There are no worries when your children are at Wee Care, you know they are getting the professional help they need to reach their potential in a loving and caring environment. The love and attention the children receive all day long certainly has to contribute to their growth as individuals.
One of the gifts I know Wee Care will give Tyler is the ability to care about, share with, understand and respect all children whatever the challenges they face in life. I know that during his years at Wee Care, Tyler will learn this by example and share his understanding with others.
We are so proud. There are no words to express the feelings we have, the gratitude for all the work, patience and caring that has been given to Katrina. In ten months, a child who was classified as “delayed” has become a very happy, outgoing, lovable child. The never ending list of things that she can now do and say are like a miracle.
In September 2008, Kymiah was one year old.

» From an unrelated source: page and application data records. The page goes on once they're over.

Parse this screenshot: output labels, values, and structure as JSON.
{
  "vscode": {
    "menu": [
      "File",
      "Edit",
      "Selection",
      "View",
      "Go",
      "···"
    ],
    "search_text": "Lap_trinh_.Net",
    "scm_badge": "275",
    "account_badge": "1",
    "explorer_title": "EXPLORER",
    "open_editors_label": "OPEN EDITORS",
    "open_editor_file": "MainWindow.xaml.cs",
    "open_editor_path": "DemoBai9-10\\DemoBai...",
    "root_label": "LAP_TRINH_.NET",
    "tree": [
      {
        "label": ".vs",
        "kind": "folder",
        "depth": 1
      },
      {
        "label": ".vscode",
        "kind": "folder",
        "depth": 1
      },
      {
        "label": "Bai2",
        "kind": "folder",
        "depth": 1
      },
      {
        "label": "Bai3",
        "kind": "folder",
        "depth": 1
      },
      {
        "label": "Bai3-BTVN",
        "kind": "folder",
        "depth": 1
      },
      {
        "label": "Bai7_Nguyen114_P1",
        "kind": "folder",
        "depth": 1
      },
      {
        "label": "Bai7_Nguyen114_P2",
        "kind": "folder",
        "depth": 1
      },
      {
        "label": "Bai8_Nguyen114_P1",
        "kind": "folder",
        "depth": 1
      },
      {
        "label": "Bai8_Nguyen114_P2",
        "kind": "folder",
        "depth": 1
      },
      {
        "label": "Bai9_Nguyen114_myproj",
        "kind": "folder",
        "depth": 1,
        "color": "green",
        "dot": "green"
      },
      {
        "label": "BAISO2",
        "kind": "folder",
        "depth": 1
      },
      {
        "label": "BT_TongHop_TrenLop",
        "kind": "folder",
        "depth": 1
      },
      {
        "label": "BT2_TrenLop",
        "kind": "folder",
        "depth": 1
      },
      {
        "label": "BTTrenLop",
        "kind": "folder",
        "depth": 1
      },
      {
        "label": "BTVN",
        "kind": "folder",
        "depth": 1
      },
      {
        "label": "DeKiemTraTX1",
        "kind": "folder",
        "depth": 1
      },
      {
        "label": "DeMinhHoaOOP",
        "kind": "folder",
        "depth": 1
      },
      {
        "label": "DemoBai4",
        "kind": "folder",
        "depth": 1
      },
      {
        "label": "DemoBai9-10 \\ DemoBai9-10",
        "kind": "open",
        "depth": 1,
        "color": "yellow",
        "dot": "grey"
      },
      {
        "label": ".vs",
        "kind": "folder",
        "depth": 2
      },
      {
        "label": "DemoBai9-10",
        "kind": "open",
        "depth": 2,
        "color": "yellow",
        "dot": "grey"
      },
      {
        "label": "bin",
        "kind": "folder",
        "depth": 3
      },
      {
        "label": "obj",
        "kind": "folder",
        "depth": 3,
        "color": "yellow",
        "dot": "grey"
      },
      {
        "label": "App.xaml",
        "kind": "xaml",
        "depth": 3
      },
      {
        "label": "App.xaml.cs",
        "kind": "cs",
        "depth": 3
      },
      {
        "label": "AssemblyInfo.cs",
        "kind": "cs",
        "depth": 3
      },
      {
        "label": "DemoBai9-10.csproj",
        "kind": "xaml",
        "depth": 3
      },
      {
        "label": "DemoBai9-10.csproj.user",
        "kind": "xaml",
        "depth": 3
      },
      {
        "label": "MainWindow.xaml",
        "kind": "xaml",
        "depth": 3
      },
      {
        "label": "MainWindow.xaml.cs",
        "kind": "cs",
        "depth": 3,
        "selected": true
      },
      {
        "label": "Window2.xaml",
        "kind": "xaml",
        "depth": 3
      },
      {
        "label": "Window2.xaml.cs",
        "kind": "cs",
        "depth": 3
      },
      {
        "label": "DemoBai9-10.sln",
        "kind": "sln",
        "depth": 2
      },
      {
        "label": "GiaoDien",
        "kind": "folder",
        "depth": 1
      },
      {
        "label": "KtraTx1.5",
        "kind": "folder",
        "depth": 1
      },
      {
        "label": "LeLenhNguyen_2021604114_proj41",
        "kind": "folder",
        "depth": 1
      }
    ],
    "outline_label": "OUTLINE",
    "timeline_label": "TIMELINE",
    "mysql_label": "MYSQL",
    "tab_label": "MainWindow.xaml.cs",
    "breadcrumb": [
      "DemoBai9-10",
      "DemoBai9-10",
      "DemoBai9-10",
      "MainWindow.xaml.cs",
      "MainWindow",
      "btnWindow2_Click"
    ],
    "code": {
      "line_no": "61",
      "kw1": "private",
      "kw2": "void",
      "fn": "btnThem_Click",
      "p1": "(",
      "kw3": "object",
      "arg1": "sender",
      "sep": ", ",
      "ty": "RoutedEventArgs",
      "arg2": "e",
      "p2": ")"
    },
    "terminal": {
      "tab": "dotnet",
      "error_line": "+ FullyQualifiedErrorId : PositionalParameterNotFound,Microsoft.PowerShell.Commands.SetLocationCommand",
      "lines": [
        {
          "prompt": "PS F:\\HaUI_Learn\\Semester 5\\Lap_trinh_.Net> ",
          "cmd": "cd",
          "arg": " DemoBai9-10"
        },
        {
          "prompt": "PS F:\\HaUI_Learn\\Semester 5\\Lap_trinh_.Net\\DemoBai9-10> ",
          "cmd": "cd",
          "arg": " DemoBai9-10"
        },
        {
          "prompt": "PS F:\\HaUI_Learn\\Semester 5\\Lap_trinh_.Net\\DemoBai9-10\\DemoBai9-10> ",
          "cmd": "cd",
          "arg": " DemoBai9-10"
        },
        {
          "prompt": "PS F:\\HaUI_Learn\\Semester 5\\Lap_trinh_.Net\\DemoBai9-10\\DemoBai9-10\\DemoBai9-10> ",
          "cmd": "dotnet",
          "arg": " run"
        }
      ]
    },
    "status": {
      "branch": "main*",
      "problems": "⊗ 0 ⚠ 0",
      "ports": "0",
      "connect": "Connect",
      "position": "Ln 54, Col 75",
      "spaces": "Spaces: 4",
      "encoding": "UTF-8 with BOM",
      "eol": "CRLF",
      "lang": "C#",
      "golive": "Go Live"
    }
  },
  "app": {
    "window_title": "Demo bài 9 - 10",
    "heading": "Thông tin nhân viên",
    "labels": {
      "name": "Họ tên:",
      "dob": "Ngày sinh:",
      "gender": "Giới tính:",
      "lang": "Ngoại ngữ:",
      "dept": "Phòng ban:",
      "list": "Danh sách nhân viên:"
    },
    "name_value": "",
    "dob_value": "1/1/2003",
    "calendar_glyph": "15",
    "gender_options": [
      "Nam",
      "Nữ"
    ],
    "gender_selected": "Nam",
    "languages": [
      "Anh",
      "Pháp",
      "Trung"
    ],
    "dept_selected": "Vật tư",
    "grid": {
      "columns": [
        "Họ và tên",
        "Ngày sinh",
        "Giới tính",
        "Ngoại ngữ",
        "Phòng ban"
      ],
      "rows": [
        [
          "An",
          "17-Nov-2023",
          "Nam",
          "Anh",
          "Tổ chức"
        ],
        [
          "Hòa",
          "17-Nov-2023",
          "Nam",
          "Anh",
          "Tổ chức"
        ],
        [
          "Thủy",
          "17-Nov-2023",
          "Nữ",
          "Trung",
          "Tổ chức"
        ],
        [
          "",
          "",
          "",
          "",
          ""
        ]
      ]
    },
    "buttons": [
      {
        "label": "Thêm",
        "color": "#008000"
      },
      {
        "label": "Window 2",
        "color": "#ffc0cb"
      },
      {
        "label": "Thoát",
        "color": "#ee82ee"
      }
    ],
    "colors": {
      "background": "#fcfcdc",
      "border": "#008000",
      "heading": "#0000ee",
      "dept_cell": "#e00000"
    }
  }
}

She was a tiny little girl with a head the size of a cantaloupe and a diagnosis of “brain stem baby!” She surpassed her life expectancy of 3 months and the doctors were scratching their heads at her and calling her a miracle.
We visited several day cares before we walked through the doors of Wee Care. I knew right away that this was the place for my Kymiah. Bright and cheerful and bustling with activity, friendly staff and services that were not available anywhere else. The first few days were difficult – leaving her all day with people I didn’t know, who didn’t know here, or so I thought. It wasn’t long before I realized that the staff took great care to understand her and try and figure out what things that she responded to.
I had been told (and believed) that Kymiah was blind and deaf, but one day her day care teacher stopped me as I came to pick her up. She told me that another child had kicked an apple toy that had a bell in it. Kymiah heard it, turned her head and smiled! So began the journey I can only describe as miraculous.
Kymiah began to go to music therapy and it became clear that she was responding to a variety of sounds. As she progressed (and the progress was indeed slow but steady), she began to smile and laugh. One day, she started to make noises as Anna played certain songs. Music became the stimulus that to this day motivates her to “sing” and move. She had even begun to “strum” the guitar without assistance.
When Kymiah started at Wee Care her limbs were completely stiff, her legs and arms were bent and frozen in an almost fetal position. Along comes physio and occupational therapy, who began to gently move and massage her limbs, adding splints and braces to her routines. She complained and grumbled about the movement, but they persevered and eventually she began to open her hands. Hip surgery and more physiotherapy and she had some movement in her legs. The therapists initiated all of her exercise and splints/seating, and the staff were diligent every day to carry out their instructions with care and love.
As I sit here writing this, Kymiah is sitting in her bean bag chair, “talking and laughing” at her favourite DVD. She is almost 8 years old and getting ready for grade 2. She has learned to communicate, in a very primitive way with the people in her life and there is little doubt what she wants and responds to.
Had it not been for the specialty services offered to her and our family through Wee Care Developmental Centre, I doubt that Kymiah would be here. I know for certain that she would not enjoy the quality of life that she has and we, her family and friends would never have known the joy that this little girl brings to everyone around her.
The joy of Kymiah’s story isn’t all about her though. As I have been involved with Wee Care ever since. I have seen the same kinds of things happen with many, many children. Parents who were told their children would never crawl, walk across the lawn to receive their graduation certificates. A child who would never talk, say “I love you Mommy.”
Little miracles – because a group of dedicated people refuse to accept “it will never be.”